I grew up knowing about post-scandal Bergman but Jessica Malloy grew up seeing her as a role model. Something or someone to aspire to. She loved Ingrid's films but she also got glimpses of Ingrid in person, whether at school pickup (Ingrid's daughter went to Jessica's school) or at the studio when she accompanied her dad. Those brief interactions with Ingrid mean everything to Jesse. Ingrid represents a form of escape, an escape from stressful transitions at school and the tensions between her parents.

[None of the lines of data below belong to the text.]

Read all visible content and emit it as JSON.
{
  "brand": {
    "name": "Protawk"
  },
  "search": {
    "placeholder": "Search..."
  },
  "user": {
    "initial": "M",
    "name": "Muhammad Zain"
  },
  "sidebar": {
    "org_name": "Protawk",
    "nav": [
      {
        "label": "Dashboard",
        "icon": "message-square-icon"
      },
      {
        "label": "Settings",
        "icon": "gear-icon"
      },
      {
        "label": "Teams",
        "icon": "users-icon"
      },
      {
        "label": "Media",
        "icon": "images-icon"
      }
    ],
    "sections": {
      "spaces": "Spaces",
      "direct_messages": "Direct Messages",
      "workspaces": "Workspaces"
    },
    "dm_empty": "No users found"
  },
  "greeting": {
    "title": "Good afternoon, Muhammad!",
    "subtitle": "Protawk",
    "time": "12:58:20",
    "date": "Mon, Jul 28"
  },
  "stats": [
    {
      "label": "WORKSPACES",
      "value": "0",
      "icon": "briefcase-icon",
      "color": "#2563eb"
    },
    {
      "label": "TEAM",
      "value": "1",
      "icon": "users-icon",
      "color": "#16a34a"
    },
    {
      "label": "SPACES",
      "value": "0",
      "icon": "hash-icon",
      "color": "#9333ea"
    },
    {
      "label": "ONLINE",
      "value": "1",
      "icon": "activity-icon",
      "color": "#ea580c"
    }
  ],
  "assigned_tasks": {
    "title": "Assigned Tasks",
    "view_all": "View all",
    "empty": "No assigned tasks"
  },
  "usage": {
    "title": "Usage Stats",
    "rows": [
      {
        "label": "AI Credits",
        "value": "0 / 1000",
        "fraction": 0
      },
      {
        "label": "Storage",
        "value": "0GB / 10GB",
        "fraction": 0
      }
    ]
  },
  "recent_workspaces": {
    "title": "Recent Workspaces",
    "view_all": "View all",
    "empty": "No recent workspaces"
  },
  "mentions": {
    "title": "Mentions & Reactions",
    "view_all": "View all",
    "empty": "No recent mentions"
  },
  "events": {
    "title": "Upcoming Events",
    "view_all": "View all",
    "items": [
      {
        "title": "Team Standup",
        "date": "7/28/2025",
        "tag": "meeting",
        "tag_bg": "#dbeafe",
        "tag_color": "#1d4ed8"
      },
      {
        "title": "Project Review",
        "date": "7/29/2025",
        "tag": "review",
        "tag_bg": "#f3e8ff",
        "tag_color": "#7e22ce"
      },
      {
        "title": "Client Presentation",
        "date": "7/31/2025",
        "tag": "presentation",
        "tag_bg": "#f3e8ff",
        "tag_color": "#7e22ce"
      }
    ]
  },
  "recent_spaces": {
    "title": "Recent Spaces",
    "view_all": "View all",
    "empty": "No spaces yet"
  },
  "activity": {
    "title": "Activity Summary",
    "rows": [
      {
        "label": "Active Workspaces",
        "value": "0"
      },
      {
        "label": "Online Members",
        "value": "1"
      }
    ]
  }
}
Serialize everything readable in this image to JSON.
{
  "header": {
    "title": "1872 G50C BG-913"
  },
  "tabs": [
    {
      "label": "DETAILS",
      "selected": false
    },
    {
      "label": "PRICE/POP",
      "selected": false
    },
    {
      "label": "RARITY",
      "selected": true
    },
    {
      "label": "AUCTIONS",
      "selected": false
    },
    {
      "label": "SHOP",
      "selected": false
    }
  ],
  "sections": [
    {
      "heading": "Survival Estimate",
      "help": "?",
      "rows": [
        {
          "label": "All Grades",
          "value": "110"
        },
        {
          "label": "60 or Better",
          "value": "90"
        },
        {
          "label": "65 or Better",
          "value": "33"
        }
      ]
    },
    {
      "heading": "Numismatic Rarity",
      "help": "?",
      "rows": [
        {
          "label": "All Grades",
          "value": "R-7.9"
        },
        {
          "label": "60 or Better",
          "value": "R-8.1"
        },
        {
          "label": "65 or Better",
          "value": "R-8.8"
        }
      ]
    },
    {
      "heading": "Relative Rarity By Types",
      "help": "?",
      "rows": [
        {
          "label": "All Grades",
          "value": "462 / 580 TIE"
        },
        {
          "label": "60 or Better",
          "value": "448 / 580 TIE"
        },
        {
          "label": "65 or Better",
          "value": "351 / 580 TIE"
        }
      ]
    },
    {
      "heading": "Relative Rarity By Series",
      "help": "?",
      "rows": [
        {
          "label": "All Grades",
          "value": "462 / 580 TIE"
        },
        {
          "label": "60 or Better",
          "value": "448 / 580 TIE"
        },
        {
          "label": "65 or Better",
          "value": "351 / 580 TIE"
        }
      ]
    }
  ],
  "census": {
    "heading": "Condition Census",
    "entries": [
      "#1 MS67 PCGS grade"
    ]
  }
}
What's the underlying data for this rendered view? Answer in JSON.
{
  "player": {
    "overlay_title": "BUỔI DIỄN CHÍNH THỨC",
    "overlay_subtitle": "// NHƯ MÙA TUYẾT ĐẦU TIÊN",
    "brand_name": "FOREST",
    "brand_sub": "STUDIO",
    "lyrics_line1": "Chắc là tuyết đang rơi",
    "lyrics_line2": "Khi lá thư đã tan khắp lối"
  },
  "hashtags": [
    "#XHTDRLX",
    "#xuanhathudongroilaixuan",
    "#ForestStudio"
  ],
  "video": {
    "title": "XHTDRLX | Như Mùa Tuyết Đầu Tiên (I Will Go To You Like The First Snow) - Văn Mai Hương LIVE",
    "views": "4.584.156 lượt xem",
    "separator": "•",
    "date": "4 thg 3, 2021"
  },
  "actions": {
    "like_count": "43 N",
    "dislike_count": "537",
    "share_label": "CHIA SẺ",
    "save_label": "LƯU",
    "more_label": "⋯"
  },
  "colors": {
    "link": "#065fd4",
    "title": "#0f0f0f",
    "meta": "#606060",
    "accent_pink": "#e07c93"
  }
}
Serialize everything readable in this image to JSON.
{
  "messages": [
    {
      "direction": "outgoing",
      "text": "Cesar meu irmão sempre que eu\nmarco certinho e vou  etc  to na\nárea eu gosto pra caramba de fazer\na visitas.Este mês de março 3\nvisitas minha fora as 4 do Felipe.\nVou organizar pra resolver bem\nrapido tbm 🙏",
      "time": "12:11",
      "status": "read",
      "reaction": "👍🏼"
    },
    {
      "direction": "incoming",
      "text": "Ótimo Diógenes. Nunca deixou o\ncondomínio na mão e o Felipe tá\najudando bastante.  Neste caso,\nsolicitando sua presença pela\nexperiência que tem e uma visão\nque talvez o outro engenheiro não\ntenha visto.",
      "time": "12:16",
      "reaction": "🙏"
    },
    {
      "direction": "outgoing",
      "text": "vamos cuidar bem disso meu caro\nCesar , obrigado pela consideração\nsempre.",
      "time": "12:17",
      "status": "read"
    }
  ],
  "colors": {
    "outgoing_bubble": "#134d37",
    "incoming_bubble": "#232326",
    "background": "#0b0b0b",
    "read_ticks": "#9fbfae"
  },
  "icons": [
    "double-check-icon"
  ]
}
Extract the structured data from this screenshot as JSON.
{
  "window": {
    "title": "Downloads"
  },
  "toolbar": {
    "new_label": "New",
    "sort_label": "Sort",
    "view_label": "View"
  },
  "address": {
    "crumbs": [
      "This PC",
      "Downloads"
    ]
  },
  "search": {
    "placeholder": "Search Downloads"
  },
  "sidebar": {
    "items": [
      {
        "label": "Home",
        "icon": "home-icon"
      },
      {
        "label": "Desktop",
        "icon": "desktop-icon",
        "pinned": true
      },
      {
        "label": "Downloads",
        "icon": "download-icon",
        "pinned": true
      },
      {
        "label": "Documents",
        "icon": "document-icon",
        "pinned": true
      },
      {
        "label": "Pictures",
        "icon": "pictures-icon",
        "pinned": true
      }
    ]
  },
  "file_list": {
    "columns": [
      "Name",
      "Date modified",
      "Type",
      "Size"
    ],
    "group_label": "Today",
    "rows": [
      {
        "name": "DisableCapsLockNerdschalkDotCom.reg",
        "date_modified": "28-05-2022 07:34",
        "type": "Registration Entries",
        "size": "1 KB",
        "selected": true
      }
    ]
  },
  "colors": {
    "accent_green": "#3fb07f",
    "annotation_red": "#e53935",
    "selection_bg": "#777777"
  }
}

We first meet Jesse in 1959. She's living in New York and she hasn't been back to LA since her high school graduation. She doesn't even like to think about those days but an anonymous invitation to the Academy Awards brings the past into her present. The story alternates between flashbacks to LA in 1942 and Jesse's present.
The flashbacks slowly weave us toward the painful moment which drove Jesse away and it kept me guessing. We experience the glamour of Hollywood through Jesse's naive, innocent eyes, as her PR father perfectly times the release of Casablanca and launches Ingrid's career. We get to see Jesse go to the Academy Awards in 1946, the year Ingrid and Bing Crosby were nominated for Bells of St. Mary's.
"Mother didn't just fear bad things would happen, she was sure they would. It was part of her faith. Sin was everywhere. That's what the confessional was for, wasn't it?" p. 32
We watch her transfer to St. Ann's Catholic School, a move orchestrated by her mother's strident faith and against Jesse's wishes. Her parents disagree about how their faith should be practiced, with her mother becoming ever more devoted and legalistic and her father eventually no longer attending due to the bishop's involvement with the Legion of Decency. This tension permeates the house and Jesse is caught between them. One of the more interesting backdrops is the rise of the Red Scare and how the fear of communism needlessly decimated peoples' lives. This plays out in a very personal way for the Malloy family and I was equal parts gripped and infuriated on their behalf. I also couldn't help but reflect on what this means for our time.
When we first meet Jesse, her life hasn't turned out the way she wanted. The dream of living in New York is not so much a dream and her career has yet to take off. She also hasn't dealt with the events that led her to leave LA. The Academy Award invitation brings her back: to her best friend Kathleen, to St. Ann's which is closing, to her past.
Jesse has to face her idealization of Ingrid Bergman, too. What did Bergman represent to her and how did that change when Bergman left her husband for Roberto Rossellini? Why did it represent the end of so much for Jesse? As we get the answers to these questions, Jesse begins to see what she wants from life and from her relationships. The character growth is authentic and well paced.
I really appreciated the way Alcott addressed hero worship and the ramifications in Jesse's life. I also appreciated the way religion was treated throughout: it's a balm, it's a source of strength, it's a weapon, it's a crutch, depending on the character and place. But my favorite part was the negative impact of the Red Scare and how this story personalized it. We would do well to pay attention.
Disclosure: I received an ARC from NetGalley in exchange for an honest review. Affiliate links included in this post.